There is probably a gadzillion different ways that you can manage and synchronize you configuration files (aka dotfiles) between different Linux/UNIX boxes – anything from custom symlink scripts, all the way to configuration management tools like Puppet and Ansible. Here are a few options to look at if you are not doing it already.
Personally, I’m using Ansible and I’m quite happy with it, as it allows me to have multiple playbooks (base configuration, desktop configuration, development setup, etc), and do more things than just manage my configuration files (install packages and tools that I often need, setup correct permissions, and more).
Recently, I came across this tutorial from Digital Ocean on how to manage your configuration files with git. Again, there are a few options discussed in there, as even with git, there’s more than one way to do it (TMTOWTDI).
The one that I’ve heard about a long time ago, but completely forgot, and which I think is quite elegant is the approach of separating the working directory from the git repository:
Now, we do things a bit differently. We will start by specifying a different working directory using the
core.worktree git configuration option:
git config core.worktree "../../"
What this does is establish the working directory relative to the path of the
.git directory.
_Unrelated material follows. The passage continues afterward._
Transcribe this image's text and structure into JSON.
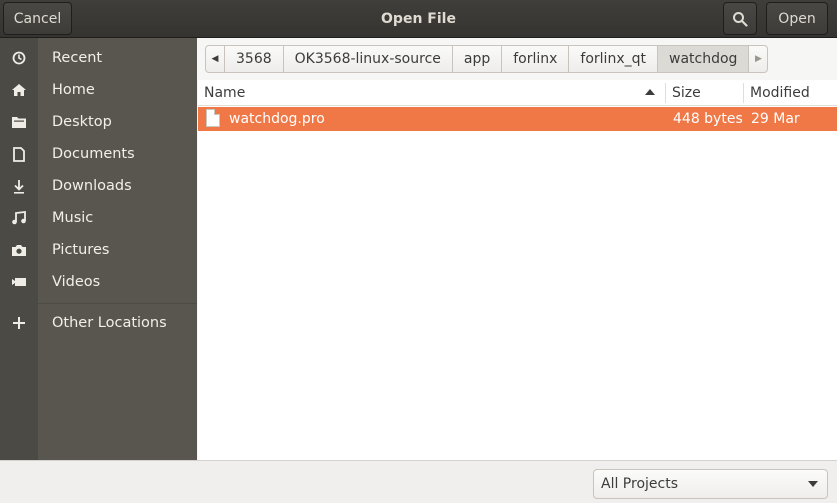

The first
../refers to the
~/configs directory, and the second one points us one step beyond that to our home directory.
Basically, we’ve told git “keep the repository here, but the files you are managing are two levels above the repo”.
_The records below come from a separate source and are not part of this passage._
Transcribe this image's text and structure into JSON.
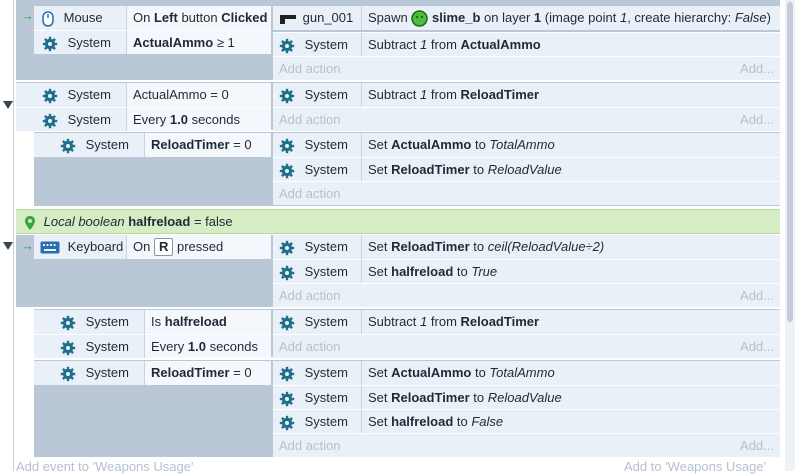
{
  "events": {
    "e1": {
      "cond1": {
        "object": "Mouse",
        "text_prefix": "On",
        "button": "Left",
        "mid": "button",
        "state": "Clicked"
      },
      "cond2": {
        "object": "System",
        "variable": "ActualAmmo",
        "op": "≥ 1"
      },
      "act1": {
        "object": "gun_001",
        "verb": "Spawn",
        "target": "slime_b",
        "on_layer": "on layer",
        "layer": "1",
        "rest": "(image point",
        "image_point": "1",
        "create": ", create hierarchy:",
        "hierarchy": "False",
        "close": ")"
      },
      "act2": {
        "object": "System",
        "verb": "Subtract",
        "amount": "1",
        "from": "from",
        "variable": "ActualAmmo"
      },
      "add_action": "Add action",
      "add_right": "Add..."
    },
    "e2": {
      "cond1": {
        "object": "System",
        "text": "ActualAmmo = 0"
      },
      "cond2": {
        "object": "System",
        "prefix": "Every",
        "value": "1.0",
        "unit": "seconds"
      },
      "act1": {
        "object": "System",
        "verb": "Subtract",
        "amount": "1",
        "from": "from",
        "variable": "ReloadTimer"
      },
      "add_action": "Add action",
      "add_right": "Add...",
      "sub": {
        "cond1": {
          "object": "System",
          "variable": "ReloadTimer",
          "op": "= 0"
        },
        "act1": {
          "object": "System",
          "verb": "Set",
          "variable": "ActualAmmo",
          "to": "to",
          "value": "TotalAmmo"
        },
        "act2": {
          "object": "System",
          "verb": "Set",
          "variable": "ReloadTimer",
          "to": "to",
          "value": "ReloadValue"
        },
        "add_action": "Add action"
      }
    },
    "local": {
      "label": "Local boolean",
      "name": "halfreload",
      "value": "= false"
    },
    "e3": {
      "cond1": {
        "object": "Keyboard",
        "prefix": "On",
        "key": "R",
        "suffix": "pressed"
      },
      "act1": {
        "object": "System",
        "verb": "Set",
        "variable": "ReloadTimer",
        "to": "to",
        "value": "ceil(ReloadValue÷2)"
      },
      "act2": {
        "object": "System",
        "verb": "Set",
        "variable": "halfreload",
        "to": "to",
        "value": "True"
      },
      "add_action": "Add action",
      "add_right": "Add...",
      "sub1": {
        "cond1": {
          "object": "System",
          "prefix": "Is",
          "variable": "halfreload"
        },
        "cond2": {
          "object": "System",
          "prefix": "Every",
          "value": "1.0",
          "unit": "seconds"
        },
        "act1": {
          "object": "System",
          "verb": "Subtract",
          "amount": "1",
          "from": "from",
          "variable": "ReloadTimer"
        },
        "add_action": "Add action",
        "add_right": "Add..."
      },
      "sub2": {
        "cond1": {
          "object": "System",
          "variable": "ReloadTimer",
          "op": "= 0"
        },
        "act1": {
          "object": "System",
          "verb": "Set",
          "variable": "ActualAmmo",
          "to": "to",
          "value": "TotalAmmo"
        },
        "act2": {
          "object": "System",
          "verb": "Set",
          "variable": "ReloadTimer",
          "to": "to",
          "value": "ReloadValue"
        },
        "act3": {
          "object": "System",
          "verb": "Set",
          "variable": "halfreload",
          "to": "to",
          "value": "False"
        },
        "add_action": "Add action",
        "add_right": "Add..."
      }
    }
  },
  "footer": {
    "add_event": "Add event to 'Weapons Usage'",
    "add_to": "Add to 'Weapons Usage'"
  },
  "colors": {
    "accent_green": "#28a745",
    "local_bg": "#d6ecc4",
    "group_fill": "#b9c7d6"
  },
  "icons": {
    "gear": "gear-icon",
    "mouse": "mouse-icon",
    "keyboard": "keyboard-icon",
    "gun": "gun-icon",
    "slime": "slime-icon",
    "pin": "location-pin-icon"
  }
}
I guess, if you stick purely to git, you can offload some of the additional processing, such as permission changes and package installation, into one of the git hooks. Something like post-checkout or post-merge.